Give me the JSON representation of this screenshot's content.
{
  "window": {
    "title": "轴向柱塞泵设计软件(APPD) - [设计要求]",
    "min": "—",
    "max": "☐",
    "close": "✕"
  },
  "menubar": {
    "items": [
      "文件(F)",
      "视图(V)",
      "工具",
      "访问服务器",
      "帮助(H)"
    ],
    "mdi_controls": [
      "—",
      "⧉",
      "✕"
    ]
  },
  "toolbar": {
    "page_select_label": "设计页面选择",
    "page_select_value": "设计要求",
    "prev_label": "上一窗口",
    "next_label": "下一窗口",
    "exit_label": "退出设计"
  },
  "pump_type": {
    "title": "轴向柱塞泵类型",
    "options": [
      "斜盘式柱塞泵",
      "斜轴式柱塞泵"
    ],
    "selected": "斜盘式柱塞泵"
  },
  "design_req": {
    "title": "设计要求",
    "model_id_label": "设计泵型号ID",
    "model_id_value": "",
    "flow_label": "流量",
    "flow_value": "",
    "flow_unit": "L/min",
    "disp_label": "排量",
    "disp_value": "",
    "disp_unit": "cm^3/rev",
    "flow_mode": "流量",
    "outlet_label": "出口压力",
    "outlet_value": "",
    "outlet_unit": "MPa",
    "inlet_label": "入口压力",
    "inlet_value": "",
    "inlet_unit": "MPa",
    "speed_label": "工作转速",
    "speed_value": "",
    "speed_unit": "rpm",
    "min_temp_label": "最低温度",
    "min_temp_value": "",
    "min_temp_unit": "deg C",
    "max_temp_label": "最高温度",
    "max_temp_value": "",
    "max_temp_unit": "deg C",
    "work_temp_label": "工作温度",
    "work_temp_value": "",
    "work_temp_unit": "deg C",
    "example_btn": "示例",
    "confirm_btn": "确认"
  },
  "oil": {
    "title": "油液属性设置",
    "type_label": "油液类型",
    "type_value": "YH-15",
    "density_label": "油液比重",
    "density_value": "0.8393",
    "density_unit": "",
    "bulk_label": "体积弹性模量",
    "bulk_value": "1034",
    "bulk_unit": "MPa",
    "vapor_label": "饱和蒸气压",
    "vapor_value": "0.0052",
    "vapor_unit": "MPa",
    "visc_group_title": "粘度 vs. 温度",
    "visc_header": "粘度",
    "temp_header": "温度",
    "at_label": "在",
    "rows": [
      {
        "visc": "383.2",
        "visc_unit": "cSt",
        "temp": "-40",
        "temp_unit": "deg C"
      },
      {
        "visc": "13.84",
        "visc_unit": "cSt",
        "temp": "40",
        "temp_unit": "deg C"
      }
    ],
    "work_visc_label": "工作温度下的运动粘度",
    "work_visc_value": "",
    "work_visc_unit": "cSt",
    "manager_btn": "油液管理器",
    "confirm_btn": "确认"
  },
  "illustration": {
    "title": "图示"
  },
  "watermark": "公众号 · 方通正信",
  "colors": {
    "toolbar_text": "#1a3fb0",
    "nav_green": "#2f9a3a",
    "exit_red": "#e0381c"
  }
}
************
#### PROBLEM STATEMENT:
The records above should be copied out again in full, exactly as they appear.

#### RESPONSE AREA:
Give me the JSON representation of this screenshot's content.
{
  "window": {
    "title": "轴向柱塞泵设计软件(APPD) - [设计要求]",
    "min": "—",
    "max": "☐",
    "close": "✕"
  },
  "menubar": {
    "items": [
      "文件(F)",
      "视图(V)",
      "工具",
      "访问服务器",
      "帮助(H)"
    ],
    "mdi_controls": [
      "—",
      "⧉",
      "✕"
    ]
  },
  "toolbar": {
    "page_select_label": "设计页面选择",
    "page_select_value": "设计要求",
    "prev_label": "上一窗口",
    "next_label": "下一窗口",
    "exit_label": "退出设计"
  },
  "pump_type": {
    "title": "轴向柱塞泵类型",
    "options": [
      "斜盘式柱塞泵",
      "斜轴式柱塞泵"
    ],
    "selected": "斜盘式柱塞泵"
  },
  "design_req": {
    "title": "设计要求",
    "model_id_label": "设计泵型号ID",
    "model_id_value": "",
    "flow_label": "流量",
    "flow_value": "",
    "flow_unit": "L/min",
    "disp_label": "排量",
    "disp_value": "",
    "disp_unit": "cm^3/rev",
    "flow_mode": "流量",
    "outlet_label": "出口压力",
    "outlet_value": "",
    "outlet_unit": "MPa",
    "inlet_label": "入口压力",
    "inlet_value": "",
    "inlet_unit": "MPa",
    "speed_label": "工作转速",
    "speed_value": "",
    "speed_unit": "rpm",
    "min_temp_label": "最低温度",
    "min_temp_value": "",
    "min_temp_unit": "deg C",
    "max_temp_label": "最高温度",
    "max_temp_value": "",
    "max_temp_unit": "deg C",
    "work_temp_label": "工作温度",
    "work_temp_value": "",
    "work_temp_unit": "deg C",
    "example_btn": "示例",
    "confirm_btn": "确认"
  },
  "oil": {
    "title": "油液属性设置",
    "type_label": "油液类型",
    "type_value": "YH-15",
    "density_label": "油液比重",
    "density_value": "0.8393",
    "density_unit": "",
    "bulk_label": "体积弹性模量",
    "bulk_value": "1034",
    "bulk_unit": "MPa",
    "vapor_label": "饱和蒸气压",
    "vapor_value": "0.0052",
    "vapor_unit": "MPa",
    "visc_group_title": "粘度 vs. 温度",
    "visc_header": "粘度",
    "temp_header": "温度",
    "at_label": "在",
    "rows": [
      {
        "visc": "383.2",
        "visc_unit": "cSt",
        "temp": "-40",
        "temp_unit": "deg C"
      },
      {
        "visc": "13.84",
        "visc_unit": "cSt",
        "temp": "40",
        "temp_unit": "deg C"
      }
    ],
    "work_visc_label": "工作温度下的运动粘度",
    "work_visc_value": "",
    "work_visc_unit": "cSt",
    "manager_btn": "油液管理器",
    "confirm_btn": "确认"
  },
  "illustration": {
    "title": "图示"
  },
  "watermark": "公众号 · 方通正信",
  "colors": {
    "toolbar_text": "#1a3fb0",
    "nav_green": "#2f9a3a",
    "exit_red": "#e0381c"
  }
}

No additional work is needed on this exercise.